First things first: the word “grismal.” It pretty much speaks for itself but you can find a proper description of it in this recent post by Dave at Pairodox Farm. After seeing his post and sensing the same mood in our weather I want out for a walk in the woods behind the house.
This winter got off to a fierce start. All through December and for part of January the temperatures ranged between -10 C and -20 C. We had a lot of snow as well, probably around 120 cm fell over the same 6-week period.
But then it broke. Suddenly the temperatures reversed. Overnight, it seems we went to mid teens. It rained too. After a week of rain and mild temperatures most of the snow is gone. Now it’s light rain and fog.
Funny about these grismal days. The mild weather seems to make all of your senses that much more acute. You hear things you might otherwise miss. Sometimes you see unexpected things too.
Some of the things you see exist solely in your mind. Walking along the quiet woods, listening to the rain gently fall all around you gives ample opportunity to reflect.
Reflect on the many people you’ve met.
Like the trees in the picture those people are in many ways the same when you don’t look too closely. On even the slightest inspection, though, subtle differences reveal themselves. Every one is different, some more than others.
A lifetime spent working with others has led to something of a realization. Think of a “typical” group of 20 people that you have encountered. Perhaps for you, too, it seems to break down like the list that follows.
- Fifteen have been just fine. In all regards they are generally a joy to be around.
- Four have been somewhat difficult. Perhaps they are a somewhat argumentative; disagreeable. Perhaps they hold values that run counter to yours. Maybe they just have a habit of doing things that annoy you.
- One out of every 20 people is such that that the pain and the effort required to maintain a relationship with them is just not worth the effort. Most would probably agree that that 1 out of 20 is afflicted with some undesirable tendencies such as: violent psychotic behaviour, chronic narcissism or what is usually termed “anti social personality disorder.” Colloquially we say these people are “not fit,” and you would be well-advised take great care with your involvement with people in this category.
On a personal note the knowledge of that general breakdown has been a constant source of comfort and relief. Frequently in my life I have had to work through situations that were at best stressful so the knowledge that the source of that stress was one of those five people (perhaps that 1 our of 20) made the situation manageable. I could see that the situation was not a typical one and even though I had to be more careful or patient than usual in this case, it was not necessarily a sign that a bigger problem was afoot.
And I managed to get through quite a few situations that way without losing it.
Getting by, day to day, is not easy. It seems that we spend most of our time just focusing on the next step. We move forward with our heads down, watching for obstacles in that ongoing effort to just put one foot in front of the other.

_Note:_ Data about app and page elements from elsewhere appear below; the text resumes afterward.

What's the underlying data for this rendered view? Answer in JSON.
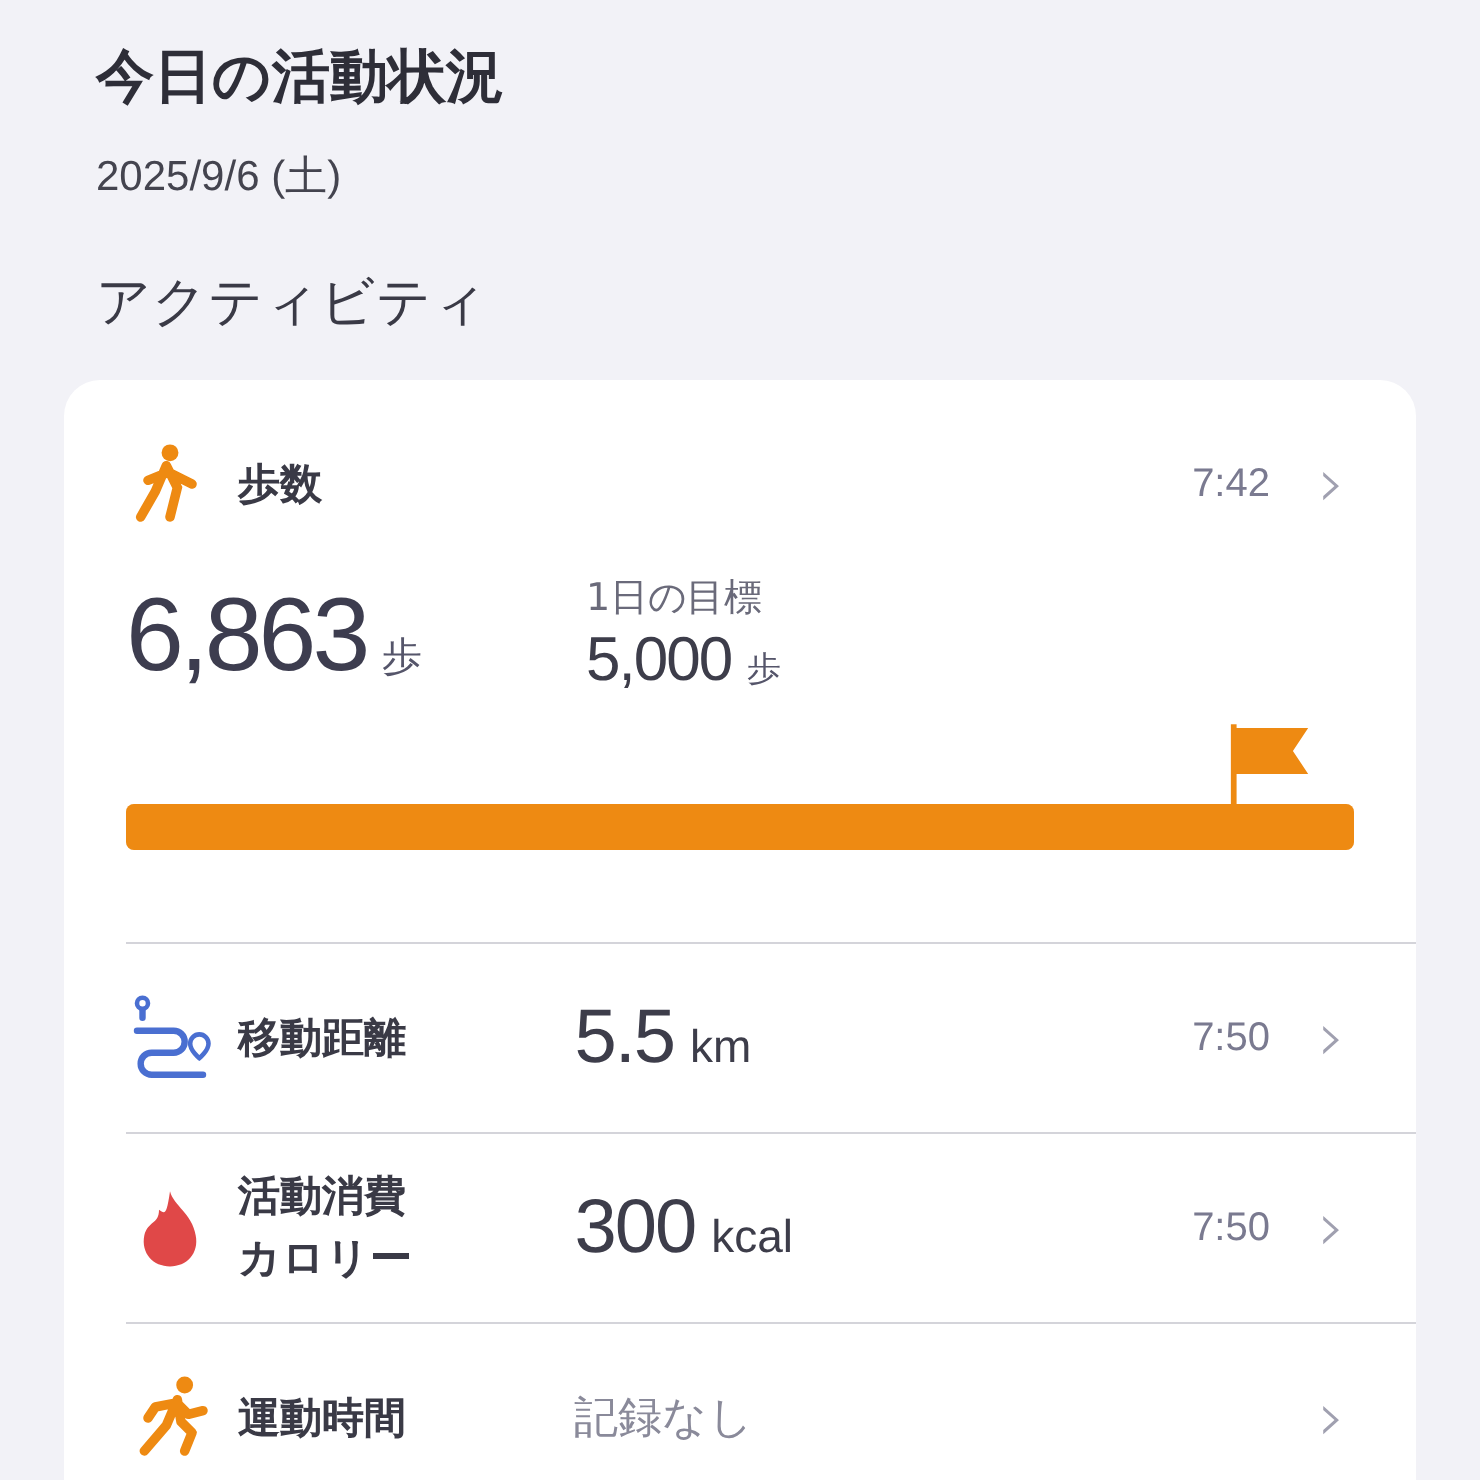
{
  "title": "今日の活動状況",
  "date": "2025/9/6 (土)",
  "section_title": "アクティビティ",
  "steps": {
    "label": "歩数",
    "time": "7:42",
    "chevron": "›",
    "value": "6,863",
    "unit": "歩",
    "goal_label": "1日の目標",
    "goal_value": "5,000",
    "goal_unit": "歩",
    "level": 1
  },
  "metrics": [
    {
      "kind": "route",
      "name": "移動距離",
      "value": "5.5",
      "unit": "km",
      "time": "7:50",
      "chevron": "›"
    },
    {
      "kind": "flame",
      "name": "活動消費カロリー",
      "value": "300",
      "unit": "kcal",
      "time": "7:50",
      "chevron": "›"
    },
    {
      "kind": "run",
      "name": "運動時間",
      "empty_text": "記録なし",
      "chevron": "›"
    }
  ]
}
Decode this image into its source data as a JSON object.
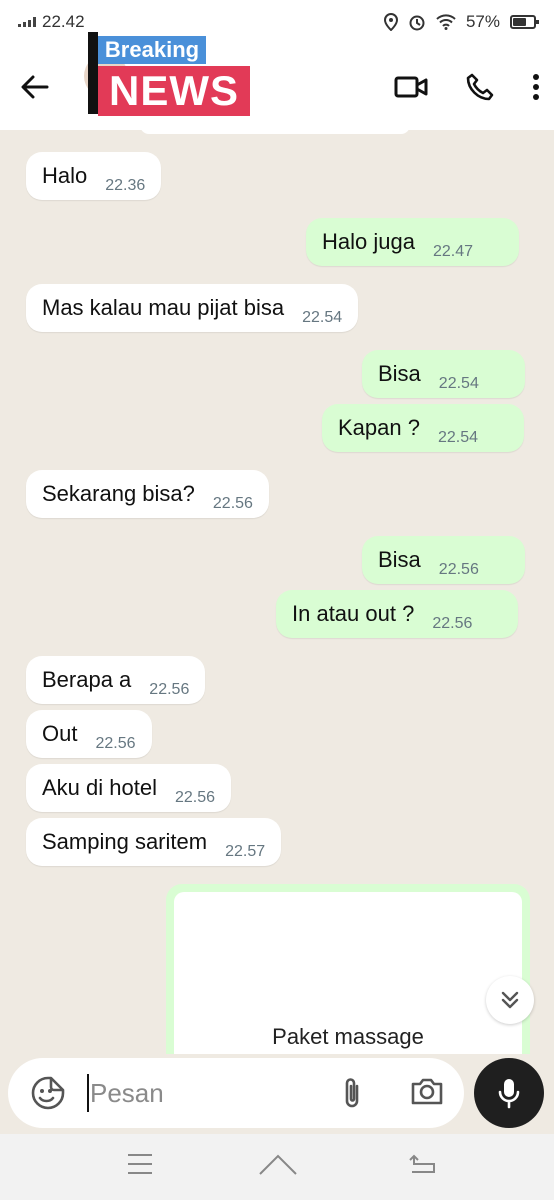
{
  "status_bar": {
    "time": "22.42",
    "battery": "57%"
  },
  "header": {
    "logo_top": "Breaking",
    "logo_bottom": "NEWS"
  },
  "messages": [
    {
      "dir": "in",
      "text": "Halo",
      "time": "22.36"
    },
    {
      "dir": "out",
      "text": "Halo juga",
      "time": "22.47"
    },
    {
      "dir": "in",
      "text": "Mas kalau mau pijat bisa",
      "time": "22.54"
    },
    {
      "dir": "out",
      "text": "Bisa",
      "time": "22.54"
    },
    {
      "dir": "out",
      "text": "Kapan ?",
      "time": "22.54"
    },
    {
      "dir": "in",
      "text": "Sekarang bisa?",
      "time": "22.56"
    },
    {
      "dir": "out",
      "text": "Bisa",
      "time": "22.56"
    },
    {
      "dir": "out",
      "text": "In atau out ?",
      "time": "22.56"
    },
    {
      "dir": "in",
      "text": "Berapa a",
      "time": "22.56"
    },
    {
      "dir": "in",
      "text": "Out",
      "time": "22.56"
    },
    {
      "dir": "in",
      "text": "Aku di hotel",
      "time": "22.56"
    },
    {
      "dir": "in",
      "text": "Samping saritem",
      "time": "22.57"
    }
  ],
  "media": {
    "caption": "Paket massage"
  },
  "input": {
    "placeholder": "Pesan"
  },
  "icons": {
    "back": "arrow-left-icon",
    "video": "video-call-icon",
    "call": "phone-icon",
    "menu": "more-vert-icon",
    "emoji": "sticker-icon",
    "attach": "paperclip-icon",
    "camera": "camera-icon",
    "mic": "mic-icon",
    "scroll": "double-chevron-down-icon",
    "read": "double-check-icon"
  },
  "colors": {
    "outgoing": "#d9fdd3",
    "incoming": "#ffffff",
    "read_ticks": "#53bdeb",
    "background": "#efeae2"
  }
}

Sometimes, though, we get the chance to stop that for a bit. A quiet walk in the woods is one of those times. Surrounded by trees, sheltered from the wind & noise and hearing little other than the gentle falling rain your mind wanders and lets you see things differently.
I started thinking about that 15-4-1 breakdown and began wondering if it worked in reverse. Of any typical group of twenty people who know me do:
- 15 find me okay;
- 4 find me a bit difficult and;
- 1 find me not fit?
Sure, I like to think of myself as genial and am certain that quite a few people do find me okay. As a successful professional I can also state with confidence that very few find me “not fit.”
But as for that group in the middle, the “somewhat difficult” crowd, I was left with the realization that a significant number of people in my life have likely me put in that group. And it was probably more than 4 out of 20.
Just what do you do when a realization leaves you momentarily broken? The first instinct is a mixture of disbelief and mild despair, “Surely I’m that person!” What to do? How about what I always do: give it time; think about it.
The wide expanse of a pond reminds you that, while details count, so, too, does the big picture. That ice–not safe. Got to take the long way around once again. Even more time to think.
A delay gives the chance to look back. The view reveals even more details. It’s such a relief when you get the time to let System 2 thinking make sense of it all. Logic and facts remind you that that we generally have good reasons for the choices we make and, if, in the end, what we have done makes us “difficult” in the eyes of some then so be it.
Is it just me or is it brighter? It’s funny how a painful realization can first bring despair but then, perhaps, a sense of freedom. It’s time to turn for home.
There’s work to be done; things to be mended.
And not all those things are “things.”